BUFFETT.TV

The Power of Compound Interest

Warren Buffett understands the power of compound interest and and you should too. To illustrate the power of saving your money right now as opposed to sometime in the future consider the following illustration.

The following chart illustrates the effect of compound interest over a 40 year time period.

The chart below illustrates 2 different individuals Warren and Fred. Both can invest their money in a investment account which earns 12% per year if they so choose. Both 22 years old have an extra $2000 per year to invest or spend. Warren opens an individual retirement account (IRA) and starts investing. Fred decides to spend his extra $2000.

Fred continues to spend his extra $2000 per year for six more years. After that he decides to invest his extra $2000 per year until he reaches the age of 65. Fred years the same 12% interest a year that Warren does.

The chart illustrates the value of Warren and Freds IRAs, from they time
they were 22 all the way to age 65.

An important point to keep in mind is Warrens total investment is $12,000 (($2,000 per ear for the first six years), while Fred's is $74,000 ($2,000 per year for the last 37 years).

In other words after Warren had invested his total of $12,000. He stopped investing and never made another $2000 contribution ever.

The difference in investment between $12,000 and $74,000 is huge, yet they both ended up with the same amount of money. All because Warren decided to start his investment only 6 years earlier.

As you can see, the earlier you start the better off you will be and its never too late to start. The important thing is is that you start now saving now, no matter how large or small the

investment.

Warren Buffett understands the power of compound interest and and you should too. To illustrate the power of saving your money right now as opposed to sometime in the future consider the following illustration.

The following chart illustrates the effect of compound interest over a 40 year time period.

The chart below illustrates 2 different individuals Warren and Fred. Both can invest their money in a investment account which earns 12% per year if they so choose. Both 22 years old have an extra $2000 per year to invest or spend. Warren opens an individual retirement account (IRA) and starts investing. Fred decides to spend his extra $2000.

Fred continues to spend his extra $2000 per year for six more years. After that he decides to invest his extra $2000 per year until he reaches the age of 65. Fred years the same 12% interest a year that Warren does.

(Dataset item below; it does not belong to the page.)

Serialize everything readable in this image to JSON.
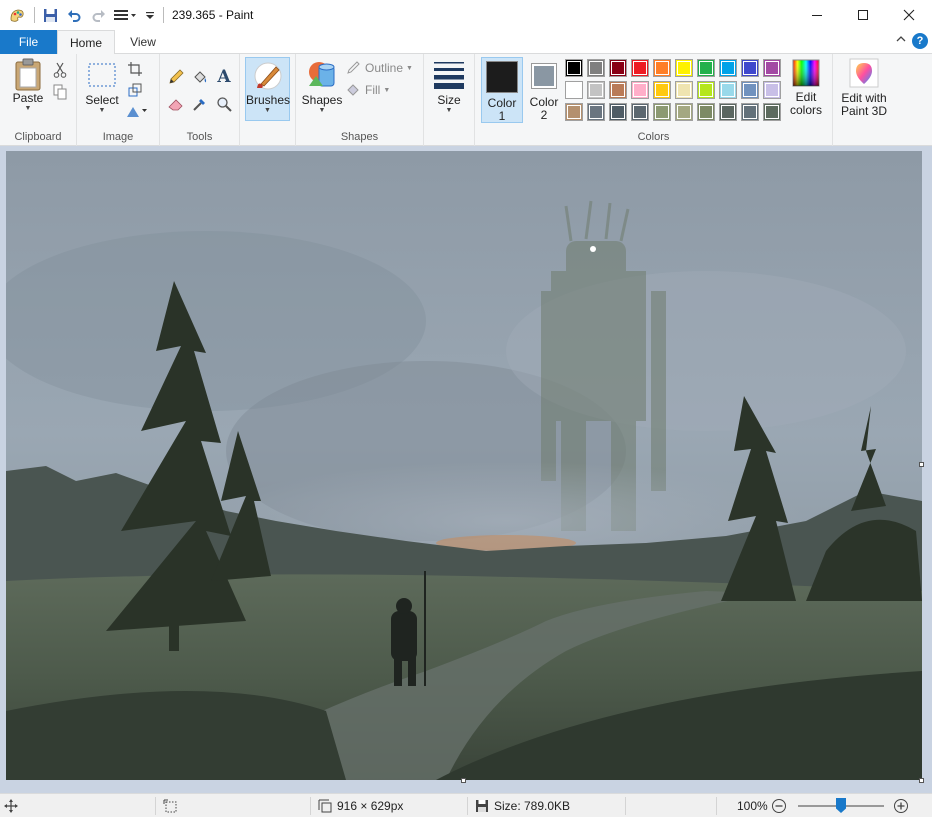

Age | Warren | Fred |

22 | $2250 | $0 |

23 | $4,509 | 0 |

24 | $7050 | 0 |

25 | $9896 | 0 |

26 | $13,083 | 0 |

27 | $16653 | 0 |

28 | $18,652 | $2,240 |

29 | $20,890 | $4,509 |

30 | $23,397 | $7,050 |

35 | $41,233 | $25,130 |

40 | $72,667 | $56,993 |

45 | $128,064 | $113,147 |

50 | $225,692 | $212,598 |

55 | $397,746 | $386,516 |

60 | $700,965 | $693,879 |

65 | $1,235,339 | $1,235,557 |

An important point to keep in mind is Warrens total investment is $12,000 (($2,000 per ear for the first six years), while Fred's is $74,000 ($2,000 per year for the last 37 years).

In other words after Warren had invested his total of $12,000. He stopped investing and never made another $2000 contribution ever.

The difference in investment between $12,000 and $74,000 is huge, yet they both ended up with the same amount of money. All because Warren decided to start his investment only 6 years earlier.

As you can see, the earlier you start the better off you will be and its never too late to start. The important thing is is that you start now saving now, no matter how large or small the

investment.